The new specialization capitalizes on courses already offered by Northwestern, along with the initiative’s relationship with the Roberta Buffett Center for International and Comparative Studies and Roderick MacArthur Justice Center at Northwestern, the National Strategy Forum in Chicago and the Military Reporters and Editors organization in Washington.
For the national security specialization, students will take five units of national security courses. Students can choose from required classes and approved electives. Some of the courses are not through Medill.
Course options for the specialization include business, urban issues or health and science reporting; U.S. security and civil liberties reporting; covering conflicts, terrorism and national security; and the global journalism seminar.

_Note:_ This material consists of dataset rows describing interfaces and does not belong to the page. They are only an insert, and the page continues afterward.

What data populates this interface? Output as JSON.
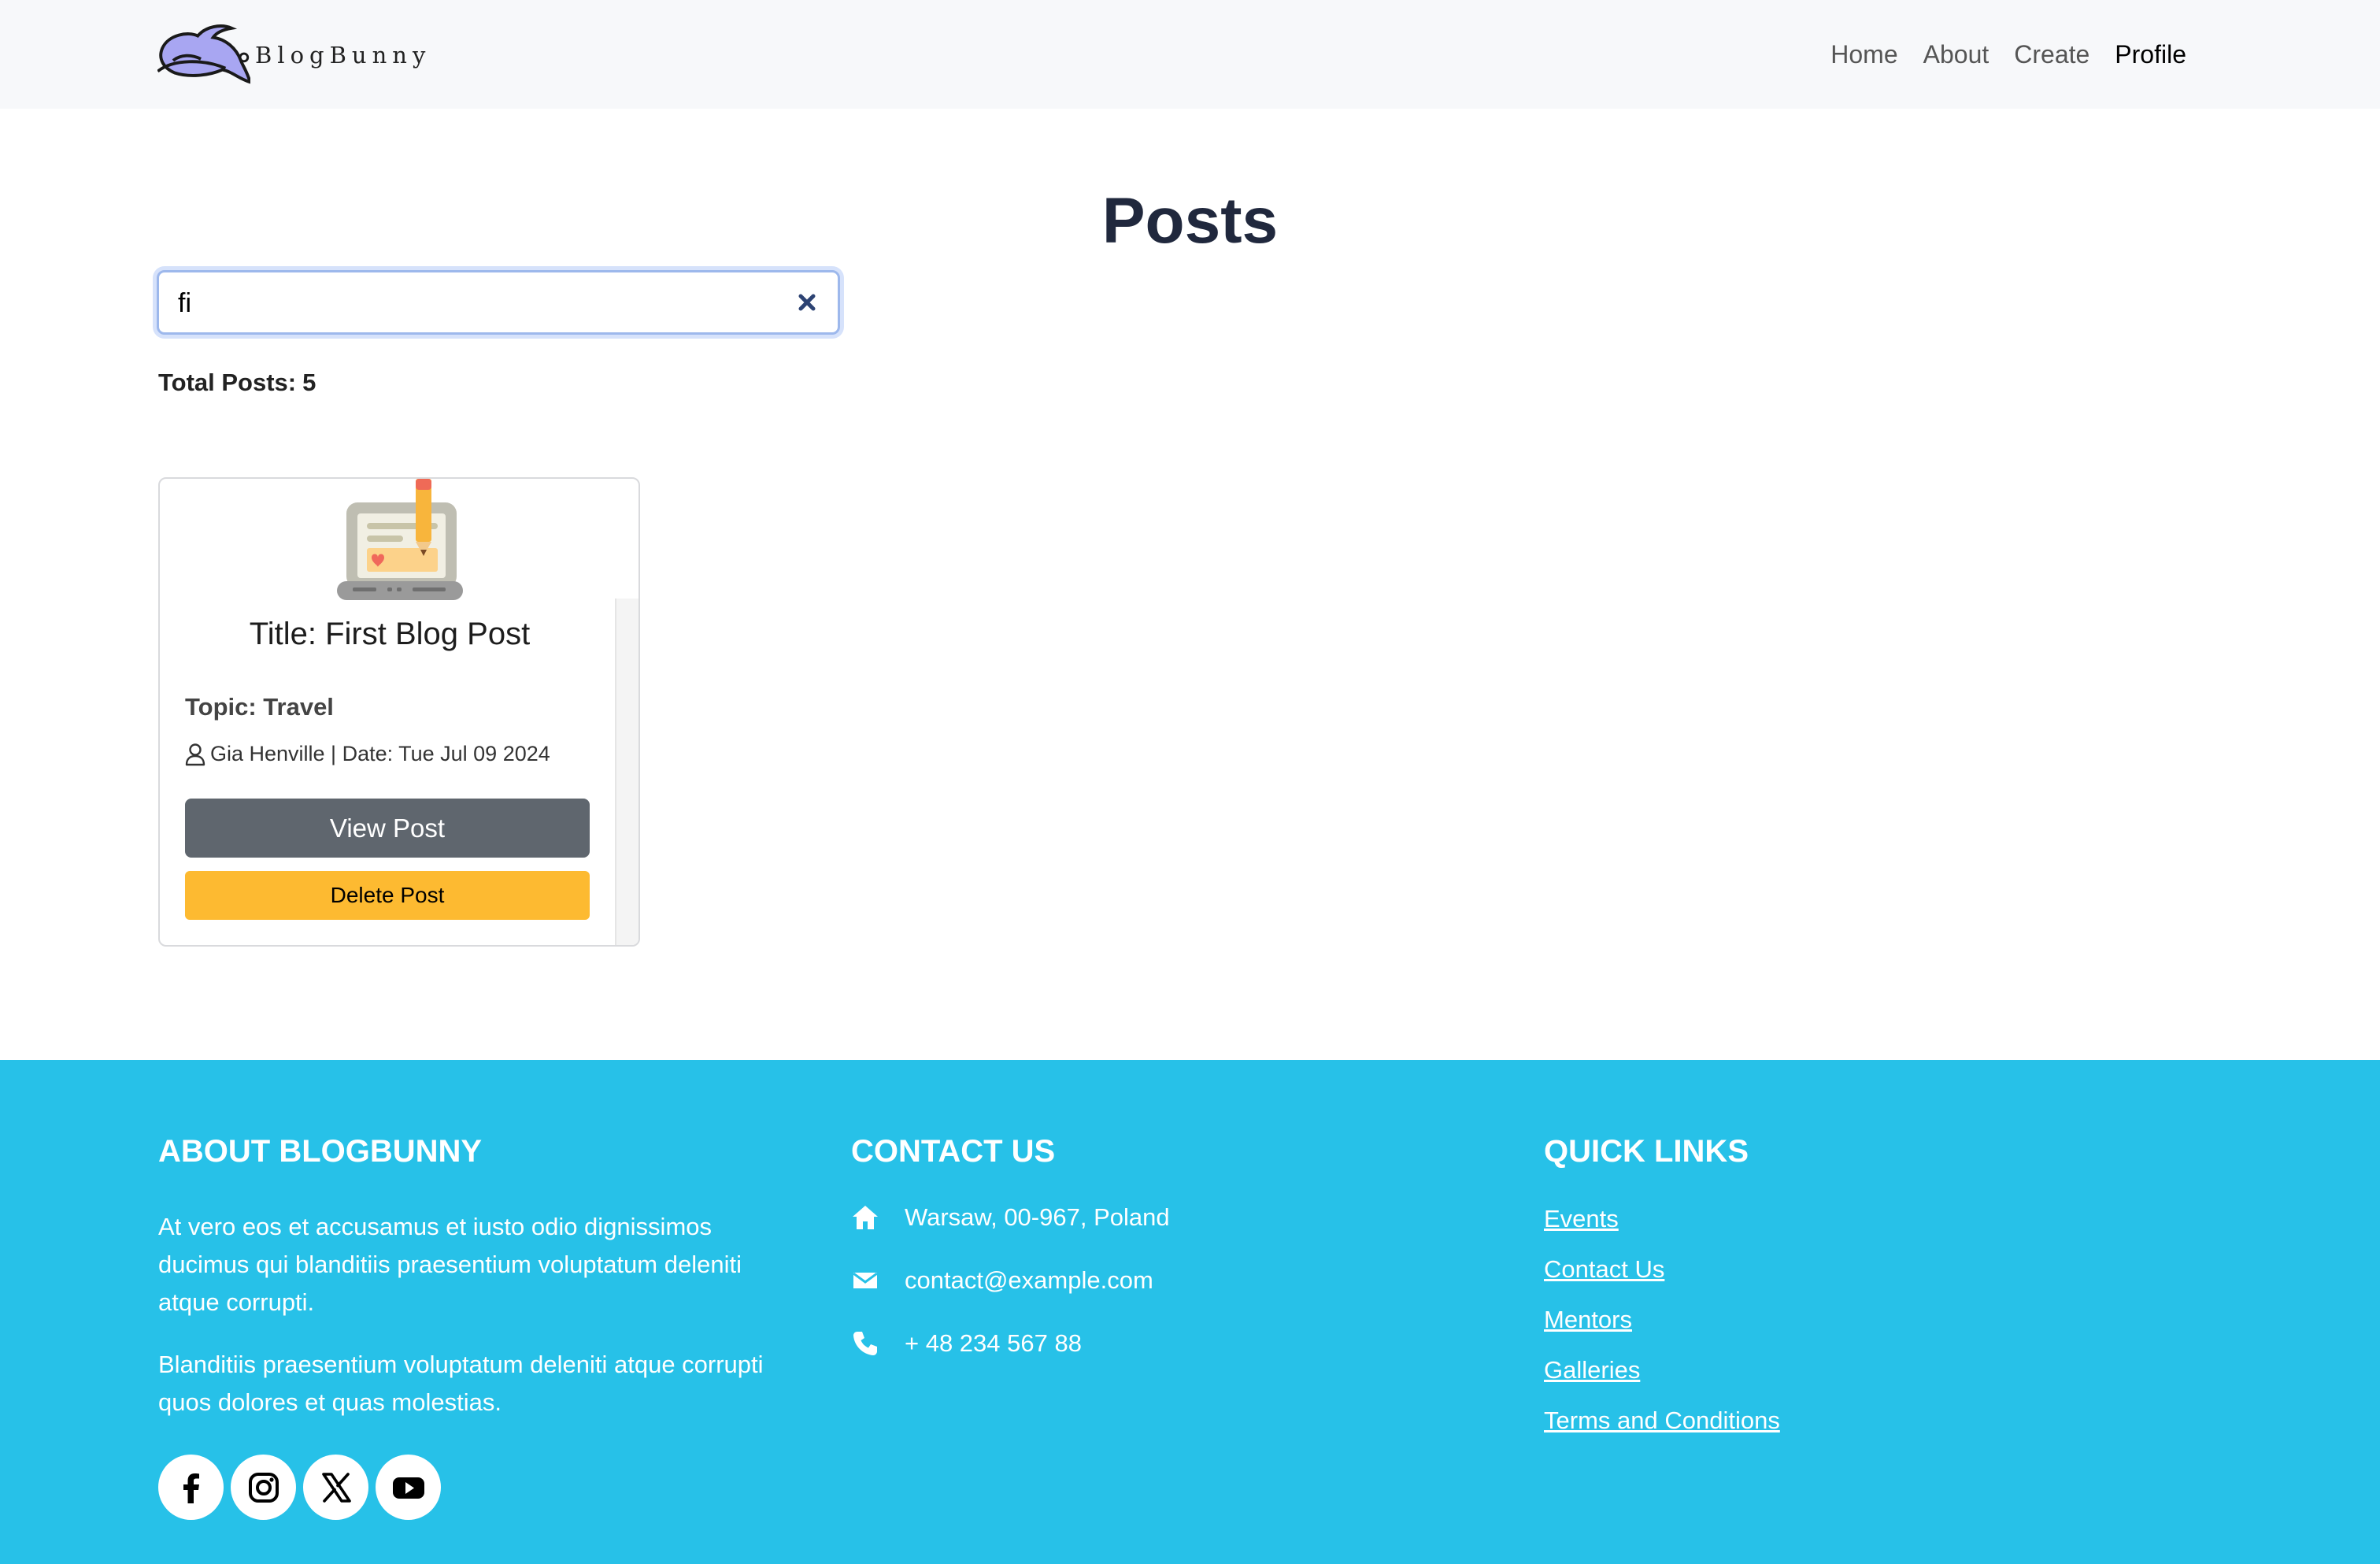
{
  "brand": {
    "name": "BlogBunny"
  },
  "nav": {
    "items": [
      "Home",
      "About",
      "Create",
      "Profile"
    ],
    "active": "Profile"
  },
  "main": {
    "title": "Posts",
    "search": {
      "value": "fi",
      "placeholder": ""
    },
    "total_label": "Total Posts:",
    "total_count": "5"
  },
  "post": {
    "title": "Title: First Blog Post",
    "topic": "Topic: Travel",
    "meta": "Gia Henville | Date: Tue Jul 09 2024",
    "view_label": "View Post",
    "delete_label": "Delete Post"
  },
  "footer": {
    "about": {
      "heading": "ABOUT BLOGBUNNY",
      "p1": "At vero eos et accusamus et iusto odio dignissimos ducimus qui blanditiis praesentium voluptatum deleniti atque corrupti.",
      "p2": "Blanditiis praesentium voluptatum deleniti atque corrupti quos dolores et quas molestias."
    },
    "contact": {
      "heading": "CONTACT US",
      "address": "Warsaw, 00-967, Poland",
      "email": "contact@example.com",
      "phone": "+ 48 234 567 88"
    },
    "links": {
      "heading": "QUICK LINKS",
      "items": [
        "Events",
        "Contact Us",
        "Mentors",
        "Galleries",
        "Terms and Conditions"
      ]
    },
    "socials": [
      "facebook-icon",
      "instagram-icon",
      "x-icon",
      "youtube-icon"
    ]
  },
  "colors": {
    "footer_bg": "#27c1e8",
    "delete_btn": "#fdba31",
    "view_btn": "#5f666e",
    "title": "#20283d"
  }
}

Students in the specialization also will be given preference for the fifth quarter specialization program in national security reporting project, which takes place in Washington, D.C., during the fall quarter. It is an 11-week program that involves multimedia projects.
Participants in the program will report on a special topic; past projects have focused on national security implications of climate change, the guard and reserve and energy security. Travel is involved as part of the coverage of the topic, along with briefings and seminars from officials with extensive national security experience and expertise.
Graduate journalism students who have completed a minimum of three quarters of graduate school are eligible to apply. The application deadline is May 1, and participants will be chosen by May 15. Students taking part in the new national security journalism specialization will receive preference if they apply, though all concentrations are eligible.
To apply, students should email Meyer a one-page memo outlining reporting project ideas; story samples (either as links or attachments); a faculty reference; their resume and a list of proficiency levels (literate, proficient or advanced) for audio reporting, video shooting and editing, Flash, HTML5, photography, database (computer-assisted) reporting.
As preparation for the reporting projects, participants will complete short research assignments and attend daylong meetings this summer. Examples of work completed during the program can be found at global-warning.org, hiddensurge.org and oilchange.nationalsecurityzone.org.
Interested students should email Josh Meyer, director of education and outreach for the Medill National Security Journalism Initiative, at firstname.lastname@example.org or call him at 202-661-0106. They can also contact Ellen Shearer, co-director of the Initiative and William F. Thomas Professor of Journalism, at email@example.com or 202-661-0102.